== Segment start ==

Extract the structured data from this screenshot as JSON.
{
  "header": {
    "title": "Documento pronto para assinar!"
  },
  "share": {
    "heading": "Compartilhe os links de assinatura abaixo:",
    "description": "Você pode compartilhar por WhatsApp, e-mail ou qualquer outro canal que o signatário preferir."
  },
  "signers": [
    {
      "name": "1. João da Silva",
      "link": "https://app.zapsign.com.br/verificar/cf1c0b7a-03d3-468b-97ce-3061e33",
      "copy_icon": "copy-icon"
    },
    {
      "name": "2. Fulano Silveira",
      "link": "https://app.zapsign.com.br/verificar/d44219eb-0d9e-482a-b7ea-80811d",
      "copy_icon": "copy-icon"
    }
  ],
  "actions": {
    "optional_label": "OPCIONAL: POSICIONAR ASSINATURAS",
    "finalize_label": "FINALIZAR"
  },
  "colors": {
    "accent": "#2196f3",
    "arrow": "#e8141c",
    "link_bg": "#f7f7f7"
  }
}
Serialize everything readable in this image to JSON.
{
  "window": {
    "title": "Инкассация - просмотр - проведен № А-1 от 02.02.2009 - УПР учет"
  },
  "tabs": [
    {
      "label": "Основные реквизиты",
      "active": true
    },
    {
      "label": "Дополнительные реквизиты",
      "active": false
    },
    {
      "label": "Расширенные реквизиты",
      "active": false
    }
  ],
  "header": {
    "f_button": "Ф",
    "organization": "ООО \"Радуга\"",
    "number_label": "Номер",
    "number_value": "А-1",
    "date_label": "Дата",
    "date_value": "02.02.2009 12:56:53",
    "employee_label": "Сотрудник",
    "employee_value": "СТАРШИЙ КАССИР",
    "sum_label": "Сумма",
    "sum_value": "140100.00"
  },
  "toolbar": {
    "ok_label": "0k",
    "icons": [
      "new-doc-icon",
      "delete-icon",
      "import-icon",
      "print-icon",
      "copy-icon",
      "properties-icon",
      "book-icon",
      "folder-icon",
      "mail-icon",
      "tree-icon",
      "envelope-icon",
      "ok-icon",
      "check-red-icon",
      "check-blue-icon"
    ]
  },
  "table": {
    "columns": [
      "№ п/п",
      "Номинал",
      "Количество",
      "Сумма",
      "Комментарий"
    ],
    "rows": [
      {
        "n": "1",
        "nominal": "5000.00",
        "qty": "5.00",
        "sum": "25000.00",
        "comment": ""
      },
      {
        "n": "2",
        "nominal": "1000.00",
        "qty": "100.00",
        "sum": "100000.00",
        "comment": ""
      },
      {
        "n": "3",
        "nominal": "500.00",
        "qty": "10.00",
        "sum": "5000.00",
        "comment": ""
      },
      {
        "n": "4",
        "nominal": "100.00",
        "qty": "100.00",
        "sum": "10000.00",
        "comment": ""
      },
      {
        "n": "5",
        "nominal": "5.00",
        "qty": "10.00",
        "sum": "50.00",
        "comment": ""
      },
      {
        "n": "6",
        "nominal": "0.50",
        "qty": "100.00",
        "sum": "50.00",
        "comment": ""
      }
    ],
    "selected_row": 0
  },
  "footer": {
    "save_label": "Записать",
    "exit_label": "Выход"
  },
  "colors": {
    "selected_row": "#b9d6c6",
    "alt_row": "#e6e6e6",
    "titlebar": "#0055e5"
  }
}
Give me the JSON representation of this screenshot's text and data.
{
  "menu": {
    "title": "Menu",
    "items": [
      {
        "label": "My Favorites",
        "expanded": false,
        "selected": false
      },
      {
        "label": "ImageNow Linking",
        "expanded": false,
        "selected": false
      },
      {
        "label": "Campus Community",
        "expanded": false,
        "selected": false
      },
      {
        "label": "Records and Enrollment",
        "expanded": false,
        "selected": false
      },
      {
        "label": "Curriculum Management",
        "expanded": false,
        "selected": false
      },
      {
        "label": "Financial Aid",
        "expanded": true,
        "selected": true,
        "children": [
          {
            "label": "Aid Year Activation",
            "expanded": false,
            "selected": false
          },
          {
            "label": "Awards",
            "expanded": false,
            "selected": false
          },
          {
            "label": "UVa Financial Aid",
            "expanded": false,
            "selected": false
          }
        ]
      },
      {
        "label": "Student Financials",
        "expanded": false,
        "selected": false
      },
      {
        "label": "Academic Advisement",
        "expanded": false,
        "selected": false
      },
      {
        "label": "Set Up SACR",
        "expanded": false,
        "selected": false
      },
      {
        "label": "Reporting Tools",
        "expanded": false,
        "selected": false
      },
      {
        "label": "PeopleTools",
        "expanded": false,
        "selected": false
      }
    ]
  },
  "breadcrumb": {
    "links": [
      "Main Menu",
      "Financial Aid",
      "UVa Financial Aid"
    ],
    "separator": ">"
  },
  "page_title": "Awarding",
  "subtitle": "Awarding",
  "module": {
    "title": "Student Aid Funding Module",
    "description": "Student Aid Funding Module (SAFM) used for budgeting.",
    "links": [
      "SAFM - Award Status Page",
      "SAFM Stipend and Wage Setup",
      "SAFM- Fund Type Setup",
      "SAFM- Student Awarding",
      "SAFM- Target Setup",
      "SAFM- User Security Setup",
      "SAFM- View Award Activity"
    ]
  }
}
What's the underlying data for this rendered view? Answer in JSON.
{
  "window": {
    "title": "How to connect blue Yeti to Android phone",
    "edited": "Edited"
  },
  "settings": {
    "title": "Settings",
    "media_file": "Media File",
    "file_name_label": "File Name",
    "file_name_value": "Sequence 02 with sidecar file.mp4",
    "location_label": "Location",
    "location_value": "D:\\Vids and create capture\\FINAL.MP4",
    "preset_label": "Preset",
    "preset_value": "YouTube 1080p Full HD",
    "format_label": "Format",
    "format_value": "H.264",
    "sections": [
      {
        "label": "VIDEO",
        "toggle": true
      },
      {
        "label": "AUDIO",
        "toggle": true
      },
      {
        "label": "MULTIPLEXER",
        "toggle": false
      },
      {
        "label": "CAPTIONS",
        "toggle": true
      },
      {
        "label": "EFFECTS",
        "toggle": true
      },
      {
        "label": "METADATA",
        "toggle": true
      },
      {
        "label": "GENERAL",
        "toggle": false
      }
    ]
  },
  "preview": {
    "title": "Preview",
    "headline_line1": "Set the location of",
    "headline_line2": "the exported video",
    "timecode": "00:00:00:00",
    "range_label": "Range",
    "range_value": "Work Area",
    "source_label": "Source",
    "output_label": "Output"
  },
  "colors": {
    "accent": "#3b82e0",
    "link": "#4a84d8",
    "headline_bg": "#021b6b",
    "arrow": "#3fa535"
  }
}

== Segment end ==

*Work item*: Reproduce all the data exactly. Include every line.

*Response below*:
Extract the structured data from this screenshot as JSON.
{
  "header": {
    "title": "Documento pronto para assinar!"
  },
  "share": {
    "heading": "Compartilhe os links de assinatura abaixo:",
    "description": "Você pode compartilhar por WhatsApp, e-mail ou qualquer outro canal que o signatário preferir."
  },
  "signers": [
    {
      "name": "1. João da Silva",
      "link": "https://app.zapsign.com.br/verificar/cf1c0b7a-03d3-468b-97ce-3061e33",
      "copy_icon": "copy-icon"
    },
    {
      "name": "2. Fulano Silveira",
      "link": "https://app.zapsign.com.br/verificar/d44219eb-0d9e-482a-b7ea-80811d",
      "copy_icon": "copy-icon"
    }
  ],
  "actions": {
    "optional_label": "OPCIONAL: POSICIONAR ASSINATURAS",
    "finalize_label": "FINALIZAR"
  },
  "colors": {
    "accent": "#2196f3",
    "arrow": "#e8141c",
    "link_bg": "#f7f7f7"
  }
}
Serialize everything readable in this image to JSON.
{
  "window": {
    "title": "Инкассация - просмотр - проведен № А-1 от 02.02.2009 - УПР учет"
  },
  "tabs": [
    {
      "label": "Основные реквизиты",
      "active": true
    },
    {
      "label": "Дополнительные реквизиты",
      "active": false
    },
    {
      "label": "Расширенные реквизиты",
      "active": false
    }
  ],
  "header": {
    "f_button": "Ф",
    "organization": "ООО \"Радуга\"",
    "number_label": "Номер",
    "number_value": "А-1",
    "date_label": "Дата",
    "date_value": "02.02.2009 12:56:53",
    "employee_label": "Сотрудник",
    "employee_value": "СТАРШИЙ КАССИР",
    "sum_label": "Сумма",
    "sum_value": "140100.00"
  },
  "toolbar": {
    "ok_label": "0k",
    "icons": [
      "new-doc-icon",
      "delete-icon",
      "import-icon",
      "print-icon",
      "copy-icon",
      "properties-icon",
      "book-icon",
      "folder-icon",
      "mail-icon",
      "tree-icon",
      "envelope-icon",
      "ok-icon",
      "check-red-icon",
      "check-blue-icon"
    ]
  },
  "table": {
    "columns": [
      "№ п/п",
      "Номинал",
      "Количество",
      "Сумма",
      "Комментарий"
    ],
    "rows": [
      {
        "n": "1",
        "nominal": "5000.00",
        "qty": "5.00",
        "sum": "25000.00",
        "comment": ""
      },
      {
        "n": "2",
        "nominal": "1000.00",
        "qty": "100.00",
        "sum": "100000.00",
        "comment": ""
      },
      {
        "n": "3",
        "nominal": "500.00",
        "qty": "10.00",
        "sum": "5000.00",
        "comment": ""
      },
      {
        "n": "4",
        "nominal": "100.00",
        "qty": "100.00",
        "sum": "10000.00",
        "comment": ""
      },
      {
        "n": "5",
        "nominal": "5.00",
        "qty": "10.00",
        "sum": "50.00",
        "comment": ""
      },
      {
        "n": "6",
        "nominal": "0.50",
        "qty": "100.00",
        "sum": "50.00",
        "comment": ""
      }
    ],
    "selected_row": 0
  },
  "footer": {
    "save_label": "Записать",
    "exit_label": "Выход"
  },
  "colors": {
    "selected_row": "#b9d6c6",
    "alt_row": "#e6e6e6",
    "titlebar": "#0055e5"
  }
}
Give me the JSON representation of this screenshot's text and data.
{
  "menu": {
    "title": "Menu",
    "items": [
      {
        "label": "My Favorites",
        "expanded": false,
        "selected": false
      },
      {
        "label": "ImageNow Linking",
        "expanded": false,
        "selected": false
      },
      {
        "label": "Campus Community",
        "expanded": false,
        "selected": false
      },
      {
        "label": "Records and Enrollment",
        "expanded": false,
        "selected": false
      },
      {
        "label": "Curriculum Management",
        "expanded": false,
        "selected": false
      },
      {
        "label": "Financial Aid",
        "expanded": true,
        "selected": true,
        "children": [
          {
            "label": "Aid Year Activation",
            "expanded": false,
            "selected": false
          },
          {
            "label": "Awards",
            "expanded": false,
            "selected": false
          },
          {
            "label": "UVa Financial Aid",
            "expanded": false,
            "selected": false
          }
        ]
      },
      {
        "label": "Student Financials",
        "expanded": false,
        "selected": false
      },
      {
        "label": "Academic Advisement",
        "expanded": false,
        "selected": false
      },
      {
        "label": "Set Up SACR",
        "expanded": false,
        "selected": false
      },
      {
        "label": "Reporting Tools",
        "expanded": false,
        "selected": false
      },
      {
        "label": "PeopleTools",
        "expanded": false,
        "selected": false
      }
    ]
  },
  "breadcrumb": {
    "links": [
      "Main Menu",
      "Financial Aid",
      "UVa Financial Aid"
    ],
    "separator": ">"
  },
  "page_title": "Awarding",
  "subtitle": "Awarding",
  "module": {
    "title": "Student Aid Funding Module",
    "description": "Student Aid Funding Module (SAFM) used for budgeting.",
    "links": [
      "SAFM - Award Status Page",
      "SAFM Stipend and Wage Setup",
      "SAFM- Fund Type Setup",
      "SAFM- Student Awarding",
      "SAFM- Target Setup",
      "SAFM- User Security Setup",
      "SAFM- View Award Activity"
    ]
  }
}
What's the underlying data for this rendered view? Answer in JSON.
{
  "window": {
    "title": "How to connect blue Yeti to Android phone",
    "edited": "Edited"
  },
  "settings": {
    "title": "Settings",
    "media_file": "Media File",
    "file_name_label": "File Name",
    "file_name_value": "Sequence 02 with sidecar file.mp4",
    "location_label": "Location",
    "location_value": "D:\\Vids and create capture\\FINAL.MP4",
    "preset_label": "Preset",
    "preset_value": "YouTube 1080p Full HD",
    "format_label": "Format",
    "format_value": "H.264",
    "sections": [
      {
        "label": "VIDEO",
        "toggle": true
      },
      {
        "label": "AUDIO",
        "toggle": true
      },
      {
        "label": "MULTIPLEXER",
        "toggle": false
      },
      {
        "label": "CAPTIONS",
        "toggle": true
      },
      {
        "label": "EFFECTS",
        "toggle": true
      },
      {
        "label": "METADATA",
        "toggle": true
      },
      {
        "label": "GENERAL",
        "toggle": false
      }
    ]
  },
  "preview": {
    "title": "Preview",
    "headline_line1": "Set the location of",
    "headline_line2": "the exported video",
    "timecode": "00:00:00:00",
    "range_label": "Range",
    "range_value": "Work Area",
    "source_label": "Source",
    "output_label": "Output"
  },
  "colors": {
    "accent": "#3b82e0",
    "link": "#4a84d8",
    "headline_bg": "#021b6b",
    "arrow": "#3fa535"
  }
}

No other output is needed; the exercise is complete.